Originally published on Her View From Home
I saw it again the other day: a friend on Facebook found out the sex of her baby at her 20-week sonogram. She was expecting a baby girl. I was excited for her and I know this particular friend didn’t care about whether she had a boy or a girl because she and her husband had been trying to get pregnant for quite some time. As I went to tell her how excited I was for her to be welcoming a daughter later in the summer I saw the other comments:
“Oh my goodness how exciting! Girls are the most precious!”
“A daddy’s girl! Those boys better stay away!”
This isn’t the first time I’ve seen comments like this. And it certainly wasn’t the first time I rolled my eyes on the other side of the computer screen and thought to myself, “Why are daughters often considered more ‘precious’ than sons?”
I know, I know–you could say that I don’t have place for an argument here because I’m a mother of only boys. So, I guess I don’t get to comment on the dynamics of what it is like to have a daughter. But how are my sons any less precious than your daughters?
The word precious literally means, “Of great value; not to be wasted or treated carelessly.” Synonyms for precious include beloved, dearest, darling, treasured and valued.
The short answer: sons are precious, too.
My sons are treasured and valued. They are sweet and innocent. They are my children and with that comes my unwavering instinct to protect them (yes, even from the girls that will eventually come around). They are my babies. They are the loves of my life, and just because they were born male doesn’t mean they are any less precious than your baby girl.
I know there is an age-old debate on gender roles and expectations that are automatically assigned to our children from birth, such as the unwritten rule that little girls need to be protected more than boys. That is not my point here. My point is that when someone says, “Girls are the most precious,” it makes the person hearing it assume that if girls are the most precious, then boys must be the less desired of the two.
That’s not to say little girls are not treasures in their own right. They are everything pink, purple, bows, ribbons, curls, and pig tails–and seriously just as adorable.
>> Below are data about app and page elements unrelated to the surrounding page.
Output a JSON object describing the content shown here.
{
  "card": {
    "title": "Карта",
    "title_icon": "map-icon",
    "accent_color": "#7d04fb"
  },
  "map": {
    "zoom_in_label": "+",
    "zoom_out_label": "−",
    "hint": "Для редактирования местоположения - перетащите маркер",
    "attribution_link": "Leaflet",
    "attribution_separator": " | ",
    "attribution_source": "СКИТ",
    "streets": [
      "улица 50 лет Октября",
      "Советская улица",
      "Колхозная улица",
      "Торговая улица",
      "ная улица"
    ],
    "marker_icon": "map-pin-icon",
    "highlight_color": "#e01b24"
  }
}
I may not have a daughter of my own, but I have a niece and friends with little girls I just love to love up on. And some of them are little tomboys who love to play in the dirt and ride ATVs, too.
I just don’t get why history has always told mothers who are carrying or giving birth to girls that they will have to protect, cherish, and honor those girls more than if they were carrying sons. (And don’t get me started on things that are said to fathers about to have daughters . . . I mean there are songs written about fathers waiting on the front porch for their daughters to return home from dates with their boyfriends. It’s ridiculous!)
My sons are going to date one day, too. They are going to have others break their hearts, be subjected to bullies, and are also at risk to child predators. Our boys need protection just as much as our girls. As their mom, I’m going to do everything in my power to keep them safe and prevent them from being hurt by anyone. And yes, I will be staying up late to wait for each of them to return home from their first dates.
So please, next time you have a friend who announces she is expecting a daughter, please keep in mind that we boy moms are happy for her, too–but that our sons are not any less precious than that sweet baby girl. Our sons are the best gifts we have ever been given and even when they are adults towering over us, they will still be our baby boys.
Try to remember that we longed for these little guys and that for some us they are our little miracles. And though we would have been happy having daughters, we are just as happy and grateful to have sons.
Originally published on Her View From Home